In response to media enquiries, a spokesman for the Department of Justice said the following today (September 15):
Mr Justice Chow, by a Decision delivered on September 1 (the Decision), brought to an end the criminal contempt proceedings (HCMP 488, 490 to 492, 494 and 495 to 506/2015) commenced by the Secretary for Justice (SJ) against 17 respondents in respect of the execution of an injunction order granted in an earlier action (HCA 2086/2014). The SJ has considered the desirability of lodging an appeal, as the Decision highlighted the existence of various legal issues (including the correct interpretation of the relevant statutory provisions, the possible inconsistencies amongst different statutory provisions, and the Court's jurisdiction in contempt proceedings) which require clarification by the Court of Appeal (or even the Court of Final Appeal). However, having considered all the relevant circumstances, the SJ has decided not to appeal against the Decision. Instead, the SJ will make fresh applications for leave to commence contempt proceedings against the 17 said persons so that the question of their liabilities for criminal contempt (if any) can be decided as soon as possible.
The SJ's role in respect of criminal contempt proceedings differs from that in respect of ordinary criminal prosecutions. Instead of prosecuting an accused on behalf of the Hong Kong Special Administrative Region, the SJ's role in criminal contempt proceedings is to assist the Court in a capacity similar to an "amicus curiae" by bringing to the Court's notice matters which he considers the Court shall be informed in the interests of the administration of justice, so that the Court can decide whether or not to punish the persons involved for contempt.
In the present case, lodging an appeal can achieve the aim of clarifying the legal issues. However, such a course will have the effect of deferring the final determination of the contempt proceedings against the 17 said persons for a considerable period of time.
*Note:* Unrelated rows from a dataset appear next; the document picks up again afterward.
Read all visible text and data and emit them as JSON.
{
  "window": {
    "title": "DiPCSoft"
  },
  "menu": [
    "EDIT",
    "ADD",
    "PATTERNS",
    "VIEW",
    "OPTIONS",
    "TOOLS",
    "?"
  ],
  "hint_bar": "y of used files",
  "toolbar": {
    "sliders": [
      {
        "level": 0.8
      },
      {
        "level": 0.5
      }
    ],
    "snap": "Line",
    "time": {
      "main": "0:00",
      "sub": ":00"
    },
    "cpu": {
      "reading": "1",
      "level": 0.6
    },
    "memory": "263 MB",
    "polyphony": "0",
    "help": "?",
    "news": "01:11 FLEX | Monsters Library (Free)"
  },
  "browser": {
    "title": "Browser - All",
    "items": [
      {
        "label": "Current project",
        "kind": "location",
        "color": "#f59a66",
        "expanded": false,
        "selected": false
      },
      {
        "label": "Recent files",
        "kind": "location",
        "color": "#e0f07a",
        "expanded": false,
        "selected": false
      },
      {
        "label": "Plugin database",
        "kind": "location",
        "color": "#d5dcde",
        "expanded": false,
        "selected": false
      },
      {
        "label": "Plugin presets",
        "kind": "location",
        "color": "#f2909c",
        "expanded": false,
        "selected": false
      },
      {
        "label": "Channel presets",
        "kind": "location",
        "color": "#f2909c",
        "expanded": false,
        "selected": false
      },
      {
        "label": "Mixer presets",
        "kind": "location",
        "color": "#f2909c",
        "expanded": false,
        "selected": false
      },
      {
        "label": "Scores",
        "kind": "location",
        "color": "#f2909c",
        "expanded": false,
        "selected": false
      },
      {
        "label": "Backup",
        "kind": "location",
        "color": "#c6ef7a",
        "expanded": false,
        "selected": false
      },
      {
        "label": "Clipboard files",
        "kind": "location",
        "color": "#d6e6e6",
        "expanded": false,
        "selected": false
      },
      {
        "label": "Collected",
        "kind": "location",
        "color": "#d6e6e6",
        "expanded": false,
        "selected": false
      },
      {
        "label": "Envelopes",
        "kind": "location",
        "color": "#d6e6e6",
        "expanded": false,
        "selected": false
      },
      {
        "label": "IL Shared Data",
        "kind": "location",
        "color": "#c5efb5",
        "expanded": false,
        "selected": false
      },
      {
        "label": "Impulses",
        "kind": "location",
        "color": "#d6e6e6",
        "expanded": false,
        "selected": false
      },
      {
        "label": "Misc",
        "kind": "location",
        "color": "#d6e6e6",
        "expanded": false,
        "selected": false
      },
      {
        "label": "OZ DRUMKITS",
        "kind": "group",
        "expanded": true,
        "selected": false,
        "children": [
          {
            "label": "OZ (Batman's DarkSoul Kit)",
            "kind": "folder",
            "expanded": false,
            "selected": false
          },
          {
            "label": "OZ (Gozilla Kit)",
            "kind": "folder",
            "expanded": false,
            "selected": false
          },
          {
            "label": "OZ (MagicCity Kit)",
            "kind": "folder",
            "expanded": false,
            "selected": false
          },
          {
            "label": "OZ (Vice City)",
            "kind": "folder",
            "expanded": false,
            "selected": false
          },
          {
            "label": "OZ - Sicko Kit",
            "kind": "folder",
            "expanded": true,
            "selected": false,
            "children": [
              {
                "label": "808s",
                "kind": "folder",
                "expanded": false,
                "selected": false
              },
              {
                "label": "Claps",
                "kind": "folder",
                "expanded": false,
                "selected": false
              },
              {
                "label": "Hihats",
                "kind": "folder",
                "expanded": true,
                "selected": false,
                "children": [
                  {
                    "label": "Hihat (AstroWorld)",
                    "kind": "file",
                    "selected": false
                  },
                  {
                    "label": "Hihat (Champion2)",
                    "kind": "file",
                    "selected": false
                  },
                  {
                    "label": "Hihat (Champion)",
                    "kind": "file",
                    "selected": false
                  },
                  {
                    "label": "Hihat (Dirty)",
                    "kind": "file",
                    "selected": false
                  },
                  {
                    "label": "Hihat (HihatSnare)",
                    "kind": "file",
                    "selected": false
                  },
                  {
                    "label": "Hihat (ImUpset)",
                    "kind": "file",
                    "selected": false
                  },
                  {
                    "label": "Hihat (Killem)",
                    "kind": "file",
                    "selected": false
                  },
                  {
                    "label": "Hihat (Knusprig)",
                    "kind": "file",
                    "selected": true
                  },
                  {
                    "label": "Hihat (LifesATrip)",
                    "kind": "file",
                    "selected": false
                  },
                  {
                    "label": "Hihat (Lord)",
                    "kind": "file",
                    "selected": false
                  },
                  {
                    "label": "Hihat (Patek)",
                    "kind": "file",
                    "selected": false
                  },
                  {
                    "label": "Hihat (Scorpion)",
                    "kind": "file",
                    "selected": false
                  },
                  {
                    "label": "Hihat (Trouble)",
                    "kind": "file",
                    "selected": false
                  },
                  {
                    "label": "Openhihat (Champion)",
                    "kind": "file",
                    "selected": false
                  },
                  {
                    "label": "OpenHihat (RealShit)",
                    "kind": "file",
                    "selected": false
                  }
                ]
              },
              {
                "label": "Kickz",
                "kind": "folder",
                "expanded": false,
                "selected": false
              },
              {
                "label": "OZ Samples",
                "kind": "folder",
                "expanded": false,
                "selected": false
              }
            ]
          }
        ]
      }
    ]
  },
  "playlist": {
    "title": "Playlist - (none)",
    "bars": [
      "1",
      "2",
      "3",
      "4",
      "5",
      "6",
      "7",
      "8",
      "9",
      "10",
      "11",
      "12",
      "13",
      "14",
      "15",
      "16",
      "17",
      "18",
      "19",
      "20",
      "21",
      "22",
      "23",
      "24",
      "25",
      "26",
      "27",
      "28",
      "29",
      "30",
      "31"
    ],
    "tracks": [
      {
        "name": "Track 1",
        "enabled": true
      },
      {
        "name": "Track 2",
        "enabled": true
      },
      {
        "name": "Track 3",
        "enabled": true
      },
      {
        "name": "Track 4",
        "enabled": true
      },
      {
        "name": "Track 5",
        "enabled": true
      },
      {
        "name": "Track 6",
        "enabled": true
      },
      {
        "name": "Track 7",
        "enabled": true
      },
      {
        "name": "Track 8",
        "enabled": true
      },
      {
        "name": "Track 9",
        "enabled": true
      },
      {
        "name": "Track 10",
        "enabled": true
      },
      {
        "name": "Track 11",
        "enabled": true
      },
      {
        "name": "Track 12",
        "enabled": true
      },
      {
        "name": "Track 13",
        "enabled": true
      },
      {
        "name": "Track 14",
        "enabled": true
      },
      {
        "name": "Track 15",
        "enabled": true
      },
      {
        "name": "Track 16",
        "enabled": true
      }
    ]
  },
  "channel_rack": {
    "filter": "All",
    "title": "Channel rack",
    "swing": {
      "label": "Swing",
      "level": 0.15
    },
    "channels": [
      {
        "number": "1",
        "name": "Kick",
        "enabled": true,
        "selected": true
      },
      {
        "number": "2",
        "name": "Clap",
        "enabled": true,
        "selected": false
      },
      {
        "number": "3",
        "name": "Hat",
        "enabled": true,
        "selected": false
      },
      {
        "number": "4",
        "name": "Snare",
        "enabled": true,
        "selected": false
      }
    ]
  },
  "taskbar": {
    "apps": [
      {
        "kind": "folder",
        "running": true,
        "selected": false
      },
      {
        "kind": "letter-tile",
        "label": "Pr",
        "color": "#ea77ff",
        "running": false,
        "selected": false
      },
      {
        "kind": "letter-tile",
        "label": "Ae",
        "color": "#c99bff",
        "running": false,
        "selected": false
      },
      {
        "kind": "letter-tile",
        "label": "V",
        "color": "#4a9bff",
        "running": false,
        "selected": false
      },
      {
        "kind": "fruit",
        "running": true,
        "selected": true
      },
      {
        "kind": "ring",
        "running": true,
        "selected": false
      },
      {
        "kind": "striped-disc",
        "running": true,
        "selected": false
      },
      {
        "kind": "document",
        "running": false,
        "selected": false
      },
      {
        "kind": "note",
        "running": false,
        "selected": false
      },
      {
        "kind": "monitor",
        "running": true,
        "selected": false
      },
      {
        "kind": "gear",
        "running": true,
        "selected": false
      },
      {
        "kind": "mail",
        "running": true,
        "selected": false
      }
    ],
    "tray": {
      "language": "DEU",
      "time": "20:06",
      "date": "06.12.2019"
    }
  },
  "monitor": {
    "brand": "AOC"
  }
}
Balancing all the relevant considerations, the SJ took the view that the overall public interest, including the safeguarding of the administration of justice and expeditious disposal of the matters, can be best served by making fresh applications instead of appealing against the Decision.
Notwithstanding the decision not to appeal in the present case, the Department of Justice may on future appropriate occasion(s) seek the Court's determination on the said legal issues (i.e. those issues including the correct interpretation of the relevant statutory provisions, the possible inconsistencies amongst different statutory provisions, and jurisdiction of the Court in contempt proceedings).
Ends/Tuesday, Sep 15, 2015